Where a line of the listing below includes the word "snippet", reproduce that line.

(Data extracts)

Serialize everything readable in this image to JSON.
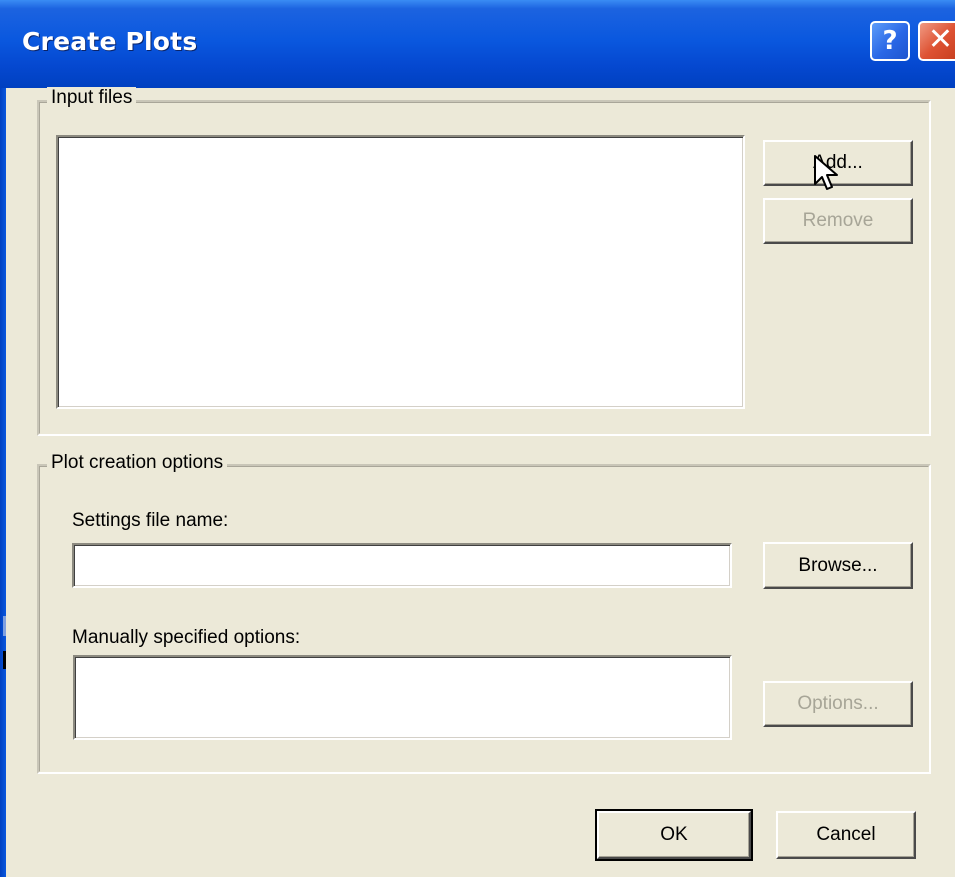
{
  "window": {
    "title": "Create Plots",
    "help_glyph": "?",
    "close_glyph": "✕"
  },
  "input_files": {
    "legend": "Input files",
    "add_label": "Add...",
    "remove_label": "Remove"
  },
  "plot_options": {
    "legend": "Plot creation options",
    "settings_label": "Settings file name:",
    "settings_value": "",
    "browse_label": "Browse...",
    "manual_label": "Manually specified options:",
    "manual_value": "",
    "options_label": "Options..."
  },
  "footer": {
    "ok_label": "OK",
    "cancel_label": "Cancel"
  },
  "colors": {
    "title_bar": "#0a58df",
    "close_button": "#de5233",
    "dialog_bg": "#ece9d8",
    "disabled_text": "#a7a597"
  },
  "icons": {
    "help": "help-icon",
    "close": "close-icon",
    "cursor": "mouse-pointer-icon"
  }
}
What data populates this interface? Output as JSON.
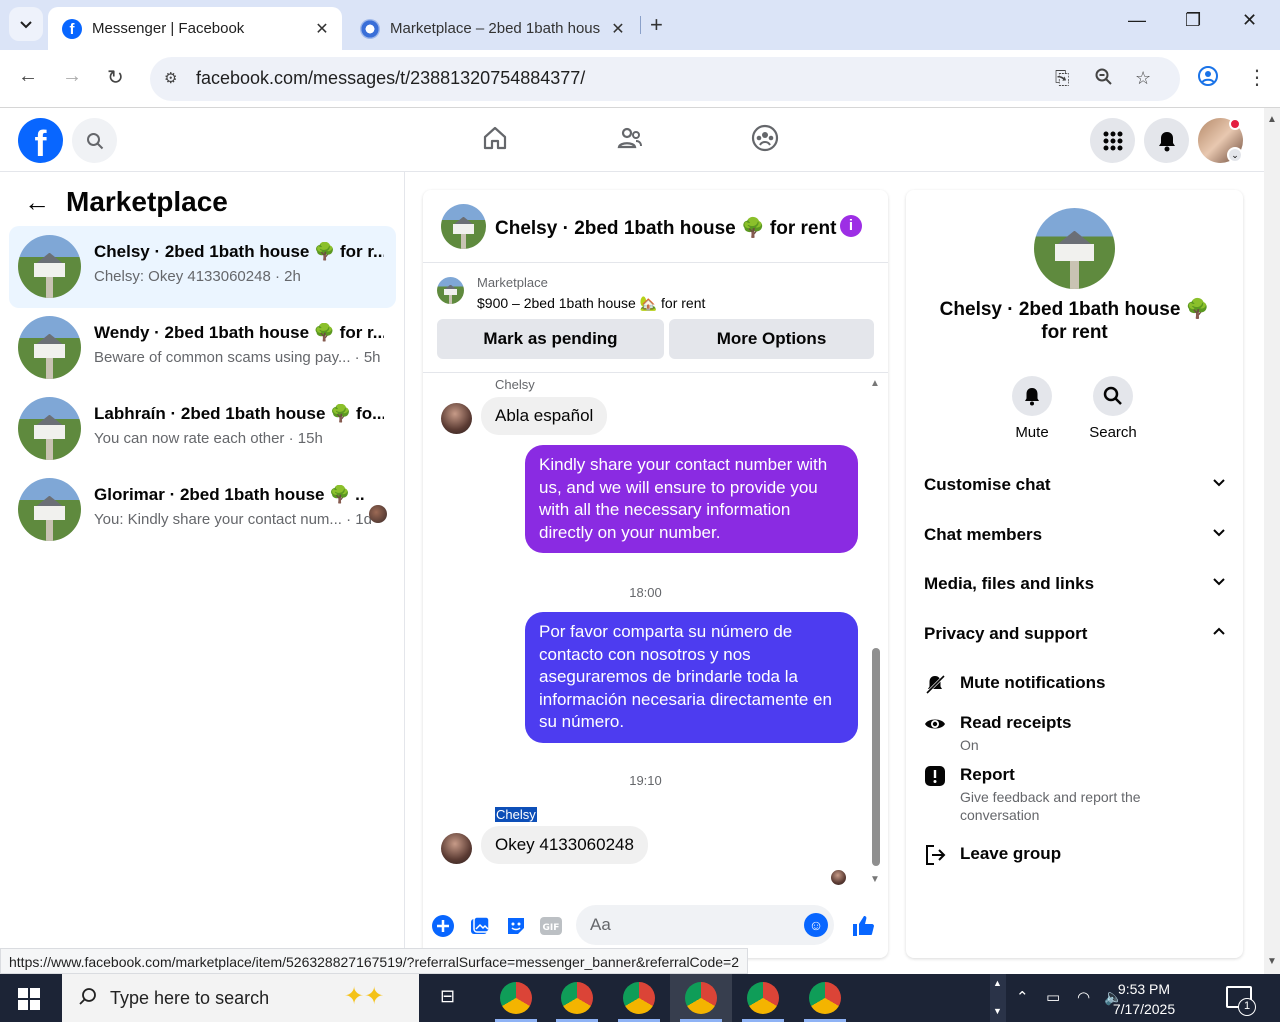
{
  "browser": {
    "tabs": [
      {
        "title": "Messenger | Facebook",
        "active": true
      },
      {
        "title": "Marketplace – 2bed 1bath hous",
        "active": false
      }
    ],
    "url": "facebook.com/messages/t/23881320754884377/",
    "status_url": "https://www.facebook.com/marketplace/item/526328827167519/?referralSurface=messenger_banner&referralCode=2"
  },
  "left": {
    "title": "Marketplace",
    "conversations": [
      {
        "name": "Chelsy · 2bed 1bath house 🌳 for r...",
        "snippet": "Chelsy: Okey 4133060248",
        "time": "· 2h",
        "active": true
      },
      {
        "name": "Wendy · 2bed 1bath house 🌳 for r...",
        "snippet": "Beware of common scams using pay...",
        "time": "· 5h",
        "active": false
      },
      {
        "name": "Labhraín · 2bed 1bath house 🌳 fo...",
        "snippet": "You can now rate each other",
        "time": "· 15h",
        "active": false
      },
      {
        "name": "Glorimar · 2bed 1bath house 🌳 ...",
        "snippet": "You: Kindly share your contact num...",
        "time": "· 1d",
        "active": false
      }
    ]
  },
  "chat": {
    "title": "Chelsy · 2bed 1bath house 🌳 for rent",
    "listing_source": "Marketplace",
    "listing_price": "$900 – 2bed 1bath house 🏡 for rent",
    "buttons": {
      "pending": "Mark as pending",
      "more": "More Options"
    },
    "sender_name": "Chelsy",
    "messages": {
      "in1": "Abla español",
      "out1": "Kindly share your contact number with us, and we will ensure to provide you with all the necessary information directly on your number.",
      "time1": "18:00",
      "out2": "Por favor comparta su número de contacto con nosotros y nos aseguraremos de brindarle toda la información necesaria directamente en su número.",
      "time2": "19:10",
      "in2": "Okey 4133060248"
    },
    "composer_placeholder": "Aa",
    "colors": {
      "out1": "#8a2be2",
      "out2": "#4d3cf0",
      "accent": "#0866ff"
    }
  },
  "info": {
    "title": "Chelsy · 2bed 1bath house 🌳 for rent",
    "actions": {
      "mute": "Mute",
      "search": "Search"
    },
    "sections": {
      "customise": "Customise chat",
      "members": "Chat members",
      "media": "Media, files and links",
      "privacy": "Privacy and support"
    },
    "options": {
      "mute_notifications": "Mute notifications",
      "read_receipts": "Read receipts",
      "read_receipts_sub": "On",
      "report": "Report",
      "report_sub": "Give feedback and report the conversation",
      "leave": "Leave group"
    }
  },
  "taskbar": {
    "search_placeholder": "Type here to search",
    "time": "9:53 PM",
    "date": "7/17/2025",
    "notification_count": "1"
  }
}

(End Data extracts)

**Result below**.
        "snippet": "Chelsy: Okey 4133060248",
        "snippet": "Beware of common scams using pay...",
        "snippet": "You can now rate each other",
        "snippet": "You: Kindly share your contact num...",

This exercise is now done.